vinasaya ca duskritam
sambhavami yuge yuge
To deliver the pious and to annihilate the miscreants, as well as to reestablish the principles of religion, I Myself appear, millennium after millennium.
Commentary by Srila Prabhupada
According to Bhagavad-gita, a sadhu (holy man) is a man in Krishna consciousness. A person may appear to be irreligious, but if he has the qualifications of Krishna consciousness wholly and fully, he is to be understood to be a sadhu. And duskritam applies to those who do not care for Krishna consciousness. Such miscreants, or duskritam, are described as foolish and the lowest of mankind, even though they may be decorated with mundane education, whereas a person who is one hundred percent engaged in Krishna consciousness is accepted as a sadhu, even though such a person may be neither learned nor well cultured. As far as the atheistic are concerned, it is not necessary for the Supreme Lord to appear as He is to destroy them, as He did with the demons Ravana and Kamsa. The Lord has many agents who are quite competent to vanquish demons. But the Lord especially descends to appease His unalloyed devotees, who are always harassed by the demoniac. The demon harasses the devotee, even though the latter may happen to be his kin. Although Prahlada Maharaja was the son of Hiranyakasipu, he was nonetheless persecuted by his father; although Devaki, the mother of Krishna, was the sister of Kamsa, she and her husband Vasudeva were persecuted only because Krishna was to be born of them. So Lord Krishna appeared primarily to deliver Devaki, rather than kill Kamsa, but both were performed simultaneously. Therefore it is said here that to deliver the devotee and vanquish the demon miscreants, the Lord appears in different incarnations.
In the Caitanya-caritamrita of Krishnadasa Kaviraja, the following verses (Madhya 20.263–264) summarize these principles of incarnation:
srishti-hetu yei murti prapance avatare
sei ishvara-murti ‘avatara’ nama dhare
mayatita paravyome sabara avasthana
visve avatari’ dhare ‘avatara’ nama
“The avatara, or incarnation of Godhead, descends from the kingdom of God for material manifestation. And the particular form of the Personality of Godhead who so descends is called an incarnation, or avatara. Such incarnations are situated in the spiritual world, the kingdom of God. When they descend to the material creation, they assume the name avatara.”

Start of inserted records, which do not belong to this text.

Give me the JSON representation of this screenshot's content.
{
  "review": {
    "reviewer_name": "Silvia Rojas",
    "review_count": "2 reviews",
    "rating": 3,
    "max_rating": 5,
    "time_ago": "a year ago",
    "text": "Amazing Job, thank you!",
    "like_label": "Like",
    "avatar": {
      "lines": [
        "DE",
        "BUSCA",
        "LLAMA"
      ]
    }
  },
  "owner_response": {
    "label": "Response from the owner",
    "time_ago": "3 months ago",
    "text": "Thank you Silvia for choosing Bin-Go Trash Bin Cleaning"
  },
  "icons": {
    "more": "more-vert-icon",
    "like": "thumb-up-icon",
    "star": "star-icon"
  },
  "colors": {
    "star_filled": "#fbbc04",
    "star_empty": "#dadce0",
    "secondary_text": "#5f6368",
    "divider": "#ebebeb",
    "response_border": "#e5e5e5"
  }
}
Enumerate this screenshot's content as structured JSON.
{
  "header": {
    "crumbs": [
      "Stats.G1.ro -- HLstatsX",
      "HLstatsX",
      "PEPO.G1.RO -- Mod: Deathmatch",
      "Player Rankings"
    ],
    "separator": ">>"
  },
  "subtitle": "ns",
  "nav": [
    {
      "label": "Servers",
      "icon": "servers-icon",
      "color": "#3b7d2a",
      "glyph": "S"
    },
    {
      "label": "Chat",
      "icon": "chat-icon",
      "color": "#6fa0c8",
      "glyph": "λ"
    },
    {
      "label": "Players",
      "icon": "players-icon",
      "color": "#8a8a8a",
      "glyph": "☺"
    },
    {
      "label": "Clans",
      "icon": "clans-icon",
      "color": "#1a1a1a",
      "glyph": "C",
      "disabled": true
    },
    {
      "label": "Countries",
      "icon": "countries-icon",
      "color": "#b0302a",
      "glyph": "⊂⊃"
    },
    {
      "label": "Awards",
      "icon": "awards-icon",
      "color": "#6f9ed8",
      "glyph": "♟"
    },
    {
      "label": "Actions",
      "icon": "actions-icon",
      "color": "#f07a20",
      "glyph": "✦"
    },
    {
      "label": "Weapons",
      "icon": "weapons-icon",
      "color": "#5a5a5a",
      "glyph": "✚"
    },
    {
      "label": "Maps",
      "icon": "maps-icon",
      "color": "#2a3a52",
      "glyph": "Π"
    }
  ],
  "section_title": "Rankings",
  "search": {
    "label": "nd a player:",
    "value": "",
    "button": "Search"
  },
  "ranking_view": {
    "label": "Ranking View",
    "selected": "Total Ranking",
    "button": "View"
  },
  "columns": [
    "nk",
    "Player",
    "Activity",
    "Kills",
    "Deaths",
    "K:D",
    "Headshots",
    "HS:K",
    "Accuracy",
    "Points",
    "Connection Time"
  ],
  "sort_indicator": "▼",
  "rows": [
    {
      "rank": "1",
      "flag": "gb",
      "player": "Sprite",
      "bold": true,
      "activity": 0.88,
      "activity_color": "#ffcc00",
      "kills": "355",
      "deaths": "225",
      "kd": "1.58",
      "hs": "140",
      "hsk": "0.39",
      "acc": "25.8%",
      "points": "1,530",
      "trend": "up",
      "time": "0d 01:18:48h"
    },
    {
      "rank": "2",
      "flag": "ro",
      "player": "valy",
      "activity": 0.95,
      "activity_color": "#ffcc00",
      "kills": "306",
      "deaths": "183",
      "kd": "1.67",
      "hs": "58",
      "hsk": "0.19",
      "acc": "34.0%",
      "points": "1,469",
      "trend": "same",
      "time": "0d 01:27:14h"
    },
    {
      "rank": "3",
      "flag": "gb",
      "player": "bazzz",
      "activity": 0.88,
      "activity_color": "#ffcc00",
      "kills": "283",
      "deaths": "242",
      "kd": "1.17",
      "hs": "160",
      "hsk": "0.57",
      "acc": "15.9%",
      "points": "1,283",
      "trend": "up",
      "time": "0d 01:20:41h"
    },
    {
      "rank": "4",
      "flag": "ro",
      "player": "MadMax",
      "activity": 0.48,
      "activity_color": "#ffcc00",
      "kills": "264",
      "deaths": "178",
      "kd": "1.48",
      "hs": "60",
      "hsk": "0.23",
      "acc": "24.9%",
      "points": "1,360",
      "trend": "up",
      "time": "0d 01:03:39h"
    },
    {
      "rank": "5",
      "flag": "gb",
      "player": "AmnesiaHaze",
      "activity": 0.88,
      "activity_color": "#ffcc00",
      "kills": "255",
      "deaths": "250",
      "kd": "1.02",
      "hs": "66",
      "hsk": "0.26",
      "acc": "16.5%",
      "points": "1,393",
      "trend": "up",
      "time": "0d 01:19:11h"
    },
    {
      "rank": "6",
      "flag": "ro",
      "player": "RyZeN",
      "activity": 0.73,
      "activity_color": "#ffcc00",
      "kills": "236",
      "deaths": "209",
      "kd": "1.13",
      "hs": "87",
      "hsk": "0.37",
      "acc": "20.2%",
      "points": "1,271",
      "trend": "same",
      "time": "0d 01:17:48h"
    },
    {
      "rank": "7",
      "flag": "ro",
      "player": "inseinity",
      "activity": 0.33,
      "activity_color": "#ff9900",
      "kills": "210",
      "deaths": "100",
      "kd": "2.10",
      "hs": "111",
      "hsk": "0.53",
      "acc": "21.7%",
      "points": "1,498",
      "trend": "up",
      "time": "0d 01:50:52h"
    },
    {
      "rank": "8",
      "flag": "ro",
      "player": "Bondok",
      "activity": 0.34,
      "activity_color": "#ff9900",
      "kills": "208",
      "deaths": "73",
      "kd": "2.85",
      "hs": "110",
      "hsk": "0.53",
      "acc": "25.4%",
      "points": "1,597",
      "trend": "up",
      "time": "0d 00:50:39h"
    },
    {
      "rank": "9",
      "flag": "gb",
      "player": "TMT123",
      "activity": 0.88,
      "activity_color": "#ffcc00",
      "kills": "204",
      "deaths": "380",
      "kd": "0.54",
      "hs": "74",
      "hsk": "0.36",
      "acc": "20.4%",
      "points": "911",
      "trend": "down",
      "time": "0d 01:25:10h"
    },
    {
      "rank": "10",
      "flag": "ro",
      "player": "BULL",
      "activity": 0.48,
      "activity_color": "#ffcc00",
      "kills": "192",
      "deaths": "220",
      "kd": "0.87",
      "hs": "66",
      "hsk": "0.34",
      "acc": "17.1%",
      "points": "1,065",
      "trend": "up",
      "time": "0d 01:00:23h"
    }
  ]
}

There are various kinds of avataras, such as purushavataras, gunavataras, lilavataras, shakty-avesha avataras, manvantara-avataras and yugavataras—all appearing on schedule all over the universe. But Lord Krishna is the primeval Lord, the fountainhead of all avataras. Lord Sri Krishna descends for the specific purpose of mitigating the anxieties of the pure devotees, who are very anxious to see Him in His original Vrindavana pastimes. Therefore, the prime purpose of the Krishna avatara is to satisfy His unalloyed devotees.

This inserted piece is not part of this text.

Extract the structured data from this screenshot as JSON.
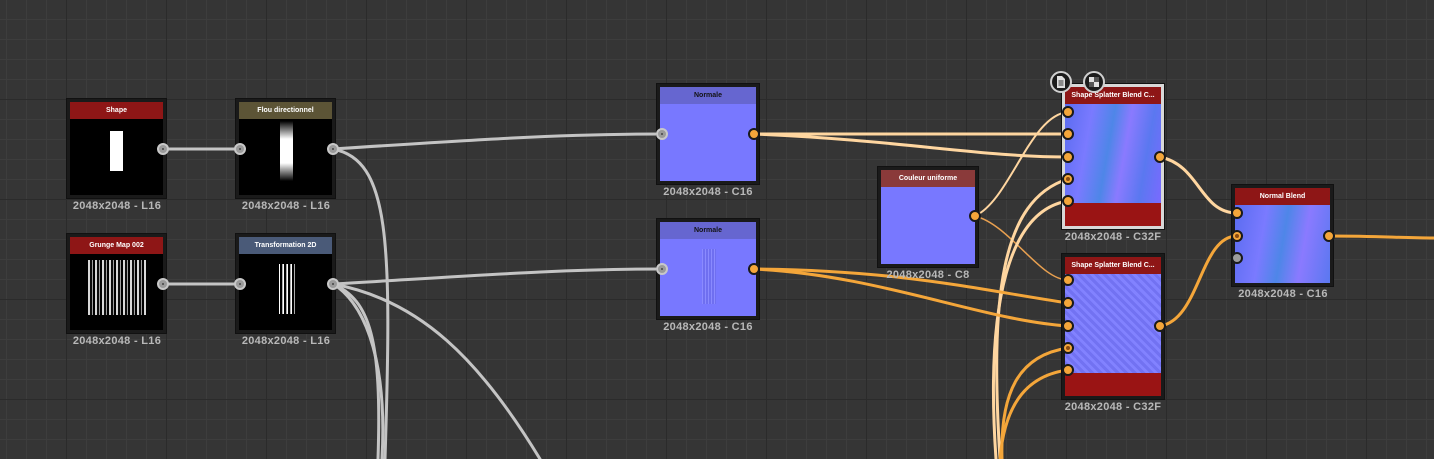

The Lord says that He incarnates Himself in every millennium. This indicates that He incarnates also in the Age of Kali. As stated in the Srimad-Bhagavatam, the incarnation in the Age of Kali is Lord Caitanya Mahaprabhu, who spread the worship of Krishna by the sankirtana movement (congregational chanting of the holy names) and spread Krishna consciousness throughout India. He predicted that this culture of sankirtana would be broadcast all over the world, from town to town and village to village. Lord Caitanya as the incarnation of Krishna, the Personality of Godhead, is described secretly but not directly in the confidential parts of the revealed scriptures, such as the Upanishads, Mahabharata and Bhagavatam. The devotees of Lord Krishna are very much attracted by the sankirtana movement of Lord Caitanya. This avatara of the Lord does not kill the miscreants, but delivers them by His causeless mercy.
Commentary by Sri Visvanatha Cakravarti Thakur
“But your devotees, the rajarsis and brahmarsis can rectify the destruction of dharma and increase of adharma. Then why is it necessary that you make an appearance?”
“That is true. But I come and perform feats which are very difficult for others to do.” That is expressed in this verse.
I appear for delivering (tranaya) my dedicated devotees (sadhunam) whose hearts are bursting with longing, suffering due to their devotion; for destroying the evil-minded persons like Ravana, Kaihsa and Kesi, who give suffering to my devotees, and who cannot be killed except by me; and for establishing in a firm way, the supreme dharma of meditating on me, worshipping, serving me and singing about me, which cannot be instituted by anyone but me (samsthapanarthaya).
I do this in every yuga in the day of Brahma, or in every kalpa (day of Brahma). In this act, one should not worry that the Lord is being prejudiced in punishing the evil-minded. By killing them, the Lord delivers even those most sinful asuras from samsara, from receiving hellish punishment due to their various sinful actions. The Lord’s punishment in the form of killing should thus be seen as his mercy.